■ **WORK INSTRUCTION**
Word for word, restate all of the entries.

■ **GIVEN RECORDS**
-- Opening Marker --

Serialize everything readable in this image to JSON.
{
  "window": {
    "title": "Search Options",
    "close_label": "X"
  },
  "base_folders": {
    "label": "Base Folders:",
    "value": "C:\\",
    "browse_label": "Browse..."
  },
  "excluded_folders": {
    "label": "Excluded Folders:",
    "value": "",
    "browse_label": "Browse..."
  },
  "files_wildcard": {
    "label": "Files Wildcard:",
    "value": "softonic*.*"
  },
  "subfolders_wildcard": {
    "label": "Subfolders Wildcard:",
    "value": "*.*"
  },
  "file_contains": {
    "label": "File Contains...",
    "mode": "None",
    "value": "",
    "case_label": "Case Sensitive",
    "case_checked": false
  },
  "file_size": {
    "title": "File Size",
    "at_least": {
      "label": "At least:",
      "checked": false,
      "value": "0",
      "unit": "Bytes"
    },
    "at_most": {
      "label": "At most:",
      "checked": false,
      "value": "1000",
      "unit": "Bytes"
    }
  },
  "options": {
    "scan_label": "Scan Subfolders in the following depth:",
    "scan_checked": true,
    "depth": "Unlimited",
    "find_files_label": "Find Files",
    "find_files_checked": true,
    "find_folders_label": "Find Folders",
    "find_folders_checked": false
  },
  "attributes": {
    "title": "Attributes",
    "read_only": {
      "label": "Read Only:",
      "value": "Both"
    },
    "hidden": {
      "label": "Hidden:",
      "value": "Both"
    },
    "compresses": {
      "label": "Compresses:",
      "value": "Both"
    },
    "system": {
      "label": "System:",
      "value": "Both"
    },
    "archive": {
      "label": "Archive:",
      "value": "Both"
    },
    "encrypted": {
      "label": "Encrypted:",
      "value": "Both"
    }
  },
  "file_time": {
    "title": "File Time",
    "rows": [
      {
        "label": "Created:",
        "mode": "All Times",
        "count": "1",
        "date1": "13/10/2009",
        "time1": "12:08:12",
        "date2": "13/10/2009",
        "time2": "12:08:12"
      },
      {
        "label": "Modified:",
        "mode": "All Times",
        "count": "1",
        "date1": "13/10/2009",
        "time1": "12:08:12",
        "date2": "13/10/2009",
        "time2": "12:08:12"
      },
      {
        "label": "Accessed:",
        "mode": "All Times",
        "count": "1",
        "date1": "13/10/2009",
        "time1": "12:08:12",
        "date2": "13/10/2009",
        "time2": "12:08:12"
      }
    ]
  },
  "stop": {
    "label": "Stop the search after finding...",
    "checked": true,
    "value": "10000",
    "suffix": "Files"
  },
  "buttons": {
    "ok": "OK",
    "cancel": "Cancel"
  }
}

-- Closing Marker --

■ **WRITTEN SOLUTION**
Serialize everything readable in this image to JSON.
{
  "window": {
    "title": "Search Options",
    "close_label": "X"
  },
  "base_folders": {
    "label": "Base Folders:",
    "value": "C:\\",
    "browse_label": "Browse..."
  },
  "excluded_folders": {
    "label": "Excluded Folders:",
    "value": "",
    "browse_label": "Browse..."
  },
  "files_wildcard": {
    "label": "Files Wildcard:",
    "value": "softonic*.*"
  },
  "subfolders_wildcard": {
    "label": "Subfolders Wildcard:",
    "value": "*.*"
  },
  "file_contains": {
    "label": "File Contains...",
    "mode": "None",
    "value": "",
    "case_label": "Case Sensitive",
    "case_checked": false
  },
  "file_size": {
    "title": "File Size",
    "at_least": {
      "label": "At least:",
      "checked": false,
      "value": "0",
      "unit": "Bytes"
    },
    "at_most": {
      "label": "At most:",
      "checked": false,
      "value": "1000",
      "unit": "Bytes"
    }
  },
  "options": {
    "scan_label": "Scan Subfolders in the following depth:",
    "scan_checked": true,
    "depth": "Unlimited",
    "find_files_label": "Find Files",
    "find_files_checked": true,
    "find_folders_label": "Find Folders",
    "find_folders_checked": false
  },
  "attributes": {
    "title": "Attributes",
    "read_only": {
      "label": "Read Only:",
      "value": "Both"
    },
    "hidden": {
      "label": "Hidden:",
      "value": "Both"
    },
    "compresses": {
      "label": "Compresses:",
      "value": "Both"
    },
    "system": {
      "label": "System:",
      "value": "Both"
    },
    "archive": {
      "label": "Archive:",
      "value": "Both"
    },
    "encrypted": {
      "label": "Encrypted:",
      "value": "Both"
    }
  },
  "file_time": {
    "title": "File Time",
    "rows": [
      {
        "label": "Created:",
        "mode": "All Times",
        "count": "1",
        "date1": "13/10/2009",
        "time1": "12:08:12",
        "date2": "13/10/2009",
        "time2": "12:08:12"
      },
      {
        "label": "Modified:",
        "mode": "All Times",
        "count": "1",
        "date1": "13/10/2009",
        "time1": "12:08:12",
        "date2": "13/10/2009",
        "time2": "12:08:12"
      },
      {
        "label": "Accessed:",
        "mode": "All Times",
        "count": "1",
        "date1": "13/10/2009",
        "time1": "12:08:12",
        "date2": "13/10/2009",
        "time2": "12:08:12"
      }
    ]
  },
  "stop": {
    "label": "Stop the search after finding...",
    "checked": true,
    "value": "10000",
    "suffix": "Files"
  },
  "buttons": {
    "ok": "OK",
    "cancel": "Cancel"
  }
}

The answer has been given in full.